Incumbent mayor Sergei Sobyanin, who barely avoided a run-off in Sunday's closer-than-expected Moscow mayoral polls, will be sworn in during a ceremony attended by hundreds of guests led by Putin on Thursday evening, a Kremlin spokesman said.
The ceremonial swearing-in at one of the capital's landmark parks will take place after the Moscow election commission refused to conduct a partial vote recount demanded by Sobyanin's main rival Alexei Navalny.
Navalny said his team was putting together documented evidence that the vote was partially rigged in favour of Sobyanin, who was appointed Moscow mayor in 2010 but had called the elections before his term was due to end.
According to official results, Sobyanin received 51.3 percent of the vote but Navalny's team insists that the inauguration should be cancelled because, according to its data, the mayor had polled around 49 percent.
Speaking on popular radio Moscow Echo, Navalny said his campaign had prepared more than 950 complaints to contest the vote and would hire a lorry to bring all the papers.
"At 9:00 am (0500 GMT) on Thursday we will submit them to the Moscow city court.

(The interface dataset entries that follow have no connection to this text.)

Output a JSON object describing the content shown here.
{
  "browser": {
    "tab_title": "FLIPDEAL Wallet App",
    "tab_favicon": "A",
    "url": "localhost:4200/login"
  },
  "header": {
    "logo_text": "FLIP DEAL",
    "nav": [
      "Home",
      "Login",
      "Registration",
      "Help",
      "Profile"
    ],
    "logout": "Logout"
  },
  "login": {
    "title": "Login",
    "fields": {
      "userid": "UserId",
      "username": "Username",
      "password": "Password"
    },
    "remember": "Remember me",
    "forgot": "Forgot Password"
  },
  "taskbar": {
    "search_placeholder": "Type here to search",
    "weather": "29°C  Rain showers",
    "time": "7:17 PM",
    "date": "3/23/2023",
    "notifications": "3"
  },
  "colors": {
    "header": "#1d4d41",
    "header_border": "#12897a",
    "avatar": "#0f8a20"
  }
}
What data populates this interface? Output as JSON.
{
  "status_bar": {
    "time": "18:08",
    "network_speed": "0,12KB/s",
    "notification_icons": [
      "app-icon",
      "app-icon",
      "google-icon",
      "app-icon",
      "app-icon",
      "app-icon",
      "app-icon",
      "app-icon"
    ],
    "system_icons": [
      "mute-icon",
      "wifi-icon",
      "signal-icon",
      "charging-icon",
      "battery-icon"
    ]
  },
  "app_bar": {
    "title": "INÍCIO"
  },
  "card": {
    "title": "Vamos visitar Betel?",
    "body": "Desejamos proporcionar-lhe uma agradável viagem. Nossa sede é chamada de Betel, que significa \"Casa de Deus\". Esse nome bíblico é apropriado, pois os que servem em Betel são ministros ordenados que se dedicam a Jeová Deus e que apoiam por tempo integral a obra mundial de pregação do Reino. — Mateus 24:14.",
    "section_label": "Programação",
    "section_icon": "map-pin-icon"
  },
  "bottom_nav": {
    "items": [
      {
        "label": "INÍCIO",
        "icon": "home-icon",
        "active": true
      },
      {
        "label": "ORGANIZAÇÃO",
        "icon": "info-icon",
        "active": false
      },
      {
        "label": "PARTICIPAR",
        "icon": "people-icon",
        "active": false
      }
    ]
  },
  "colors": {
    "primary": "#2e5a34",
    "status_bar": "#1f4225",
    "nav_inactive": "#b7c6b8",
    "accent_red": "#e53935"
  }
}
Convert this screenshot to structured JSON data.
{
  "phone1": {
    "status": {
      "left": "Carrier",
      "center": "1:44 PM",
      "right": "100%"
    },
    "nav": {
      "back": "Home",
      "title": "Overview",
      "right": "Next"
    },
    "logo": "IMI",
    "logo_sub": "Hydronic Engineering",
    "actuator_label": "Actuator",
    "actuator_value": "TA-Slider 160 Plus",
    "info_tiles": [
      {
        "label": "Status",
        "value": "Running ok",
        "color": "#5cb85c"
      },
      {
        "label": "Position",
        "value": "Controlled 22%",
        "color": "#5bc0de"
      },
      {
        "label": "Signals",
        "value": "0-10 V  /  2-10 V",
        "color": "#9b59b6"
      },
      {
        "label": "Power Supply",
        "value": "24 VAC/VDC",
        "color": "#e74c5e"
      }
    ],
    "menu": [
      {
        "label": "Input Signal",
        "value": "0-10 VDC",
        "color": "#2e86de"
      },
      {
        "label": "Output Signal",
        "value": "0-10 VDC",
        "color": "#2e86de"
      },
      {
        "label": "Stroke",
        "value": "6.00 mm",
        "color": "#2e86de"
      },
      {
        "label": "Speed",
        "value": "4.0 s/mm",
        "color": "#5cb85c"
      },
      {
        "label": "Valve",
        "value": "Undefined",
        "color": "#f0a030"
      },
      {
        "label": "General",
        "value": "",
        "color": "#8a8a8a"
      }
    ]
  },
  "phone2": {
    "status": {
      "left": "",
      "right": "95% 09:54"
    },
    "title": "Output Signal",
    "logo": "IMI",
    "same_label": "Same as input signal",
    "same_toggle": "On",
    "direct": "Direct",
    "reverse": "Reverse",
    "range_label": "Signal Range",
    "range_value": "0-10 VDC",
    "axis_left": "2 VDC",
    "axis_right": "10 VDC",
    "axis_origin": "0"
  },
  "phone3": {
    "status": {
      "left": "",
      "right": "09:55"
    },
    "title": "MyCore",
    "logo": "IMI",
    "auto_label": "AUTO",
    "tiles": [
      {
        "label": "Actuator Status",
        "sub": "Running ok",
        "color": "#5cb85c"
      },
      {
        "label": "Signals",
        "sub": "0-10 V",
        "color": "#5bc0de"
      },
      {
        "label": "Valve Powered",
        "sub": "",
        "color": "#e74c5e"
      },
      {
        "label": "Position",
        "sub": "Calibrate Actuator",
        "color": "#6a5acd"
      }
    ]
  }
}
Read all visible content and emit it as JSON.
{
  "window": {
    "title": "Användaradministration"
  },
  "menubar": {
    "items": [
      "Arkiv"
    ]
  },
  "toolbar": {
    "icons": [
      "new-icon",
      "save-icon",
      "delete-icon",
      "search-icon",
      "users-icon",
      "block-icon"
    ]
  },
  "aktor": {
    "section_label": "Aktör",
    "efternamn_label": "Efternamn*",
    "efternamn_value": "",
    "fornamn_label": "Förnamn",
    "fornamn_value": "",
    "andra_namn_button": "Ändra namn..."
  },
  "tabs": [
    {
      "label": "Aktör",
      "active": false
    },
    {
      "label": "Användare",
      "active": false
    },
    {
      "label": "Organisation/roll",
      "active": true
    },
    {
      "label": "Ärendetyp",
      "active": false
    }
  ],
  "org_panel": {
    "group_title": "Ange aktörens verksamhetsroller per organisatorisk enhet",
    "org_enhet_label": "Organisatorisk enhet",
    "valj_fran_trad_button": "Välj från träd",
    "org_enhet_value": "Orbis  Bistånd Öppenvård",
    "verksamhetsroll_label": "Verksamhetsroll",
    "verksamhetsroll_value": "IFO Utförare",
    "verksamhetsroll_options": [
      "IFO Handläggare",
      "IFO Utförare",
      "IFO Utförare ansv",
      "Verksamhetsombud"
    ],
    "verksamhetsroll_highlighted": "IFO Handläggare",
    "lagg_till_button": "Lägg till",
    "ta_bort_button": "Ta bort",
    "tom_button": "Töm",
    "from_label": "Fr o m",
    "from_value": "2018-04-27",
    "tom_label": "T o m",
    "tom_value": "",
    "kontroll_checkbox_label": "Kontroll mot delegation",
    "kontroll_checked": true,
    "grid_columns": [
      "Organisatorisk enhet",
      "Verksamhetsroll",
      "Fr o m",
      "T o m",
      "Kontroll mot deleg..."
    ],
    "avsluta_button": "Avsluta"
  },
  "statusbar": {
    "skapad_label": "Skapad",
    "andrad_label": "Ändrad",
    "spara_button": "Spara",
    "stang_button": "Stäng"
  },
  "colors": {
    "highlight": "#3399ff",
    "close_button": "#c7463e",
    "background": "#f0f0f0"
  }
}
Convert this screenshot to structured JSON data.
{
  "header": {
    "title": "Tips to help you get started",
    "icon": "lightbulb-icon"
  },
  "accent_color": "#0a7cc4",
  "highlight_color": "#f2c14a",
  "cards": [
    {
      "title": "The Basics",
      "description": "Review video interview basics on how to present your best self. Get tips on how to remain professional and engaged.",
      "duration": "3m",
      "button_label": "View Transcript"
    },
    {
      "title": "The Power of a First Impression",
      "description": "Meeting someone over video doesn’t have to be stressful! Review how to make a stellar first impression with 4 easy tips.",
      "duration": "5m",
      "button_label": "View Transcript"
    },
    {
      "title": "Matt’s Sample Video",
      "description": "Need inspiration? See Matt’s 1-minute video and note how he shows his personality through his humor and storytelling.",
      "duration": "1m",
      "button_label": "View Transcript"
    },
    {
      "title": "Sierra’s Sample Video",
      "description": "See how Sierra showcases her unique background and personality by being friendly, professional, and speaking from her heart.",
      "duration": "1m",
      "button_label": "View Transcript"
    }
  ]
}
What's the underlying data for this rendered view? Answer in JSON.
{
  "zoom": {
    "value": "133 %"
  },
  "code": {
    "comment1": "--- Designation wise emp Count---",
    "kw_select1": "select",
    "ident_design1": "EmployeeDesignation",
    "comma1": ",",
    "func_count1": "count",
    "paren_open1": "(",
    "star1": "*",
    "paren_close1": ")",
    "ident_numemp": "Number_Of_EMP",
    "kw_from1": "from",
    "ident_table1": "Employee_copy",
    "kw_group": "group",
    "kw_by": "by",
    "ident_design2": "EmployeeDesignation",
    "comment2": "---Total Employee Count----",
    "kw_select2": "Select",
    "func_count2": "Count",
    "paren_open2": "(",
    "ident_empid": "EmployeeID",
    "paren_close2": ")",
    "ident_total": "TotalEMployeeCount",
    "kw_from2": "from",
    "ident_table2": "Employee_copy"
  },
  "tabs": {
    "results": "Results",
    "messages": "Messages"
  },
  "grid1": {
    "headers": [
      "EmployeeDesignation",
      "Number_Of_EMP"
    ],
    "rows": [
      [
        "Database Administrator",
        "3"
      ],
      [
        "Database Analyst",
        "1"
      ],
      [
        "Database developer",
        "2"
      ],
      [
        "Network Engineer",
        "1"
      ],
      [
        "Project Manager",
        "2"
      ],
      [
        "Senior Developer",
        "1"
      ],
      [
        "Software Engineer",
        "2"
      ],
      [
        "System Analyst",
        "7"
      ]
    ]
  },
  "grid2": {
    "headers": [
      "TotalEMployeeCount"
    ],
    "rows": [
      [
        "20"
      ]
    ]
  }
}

We will bring them in a truck: there are 50,000 pages there."
Navalny, who polled a stronger than projected 27.2 percent of the vote, insists that election officials helped the Kremlin ally avoid a second round run-off by allowing irregularities during at-home voting and at polling stations without observers.
The election commission has dismissed the claims and on Wednesday formally registered Sobyanin Moscow's mayor.
In a meeting with Sobyanin and other newly-elected regional chiefs, Putin praised the elections that took place in Moscow and elsewhere across Russia on Sunday.
"The legitimacy of these polls, their transparency, their accountability were on such a level which we have probably never before had in our country," he said.
Independent observers said however they had registered vote irregularities, although not as serious as those witnessed in previous polls.
Widespread claims of wholesale violations during 2011 parliamentary polls prompted tens of thousands to take to the streets of Moscow to protest against the ruling party United Russia and Putin himself.
Analysts say Navalny, who shot to prominence during those protests, was allowed to run in Moscow's mayoral vote to give it a veneer of legitimacy.
Few observers had expected him to poll so strongly, and nearly all pollsters had said he would gain around 20 percent of the vote.
In a departure from tradition, Sobyanin's swearing-in ceremony will take place in a museum at the Poklonnaya Gora War Memorial Park, one of the city's top landmarks.
"They need to cement this victory in a fast and ostentatious way," said pro-opposition political analyst Dmitry Oreshkin.
In the run-up to last year's presidential elections, authorities bussed thousands of people for a pro-Putin rally at the park at the peak of the anti-Kremlin protest demonstrations in the winter of 2011-12.
According to a notice posted on Navalny's blog, a major state company has been told to make sure its employees attend a concert in honour of Sobyanin's inauguration at the park.
Navalny conducted Russia's first Western-style campaign, stumping for votes on the streets and personally distributing campaign literature on the underground rail system.
By contrast, Sobyanin avoided overt political rhetoric, refused to take part in electoral debates and focused his efforts on sprucing up the city.
Analysts saw the election as a key breakthrough for Navalny but also as a sign of an alarming level of political apathy in Moscow, with turnout at just 32 percent.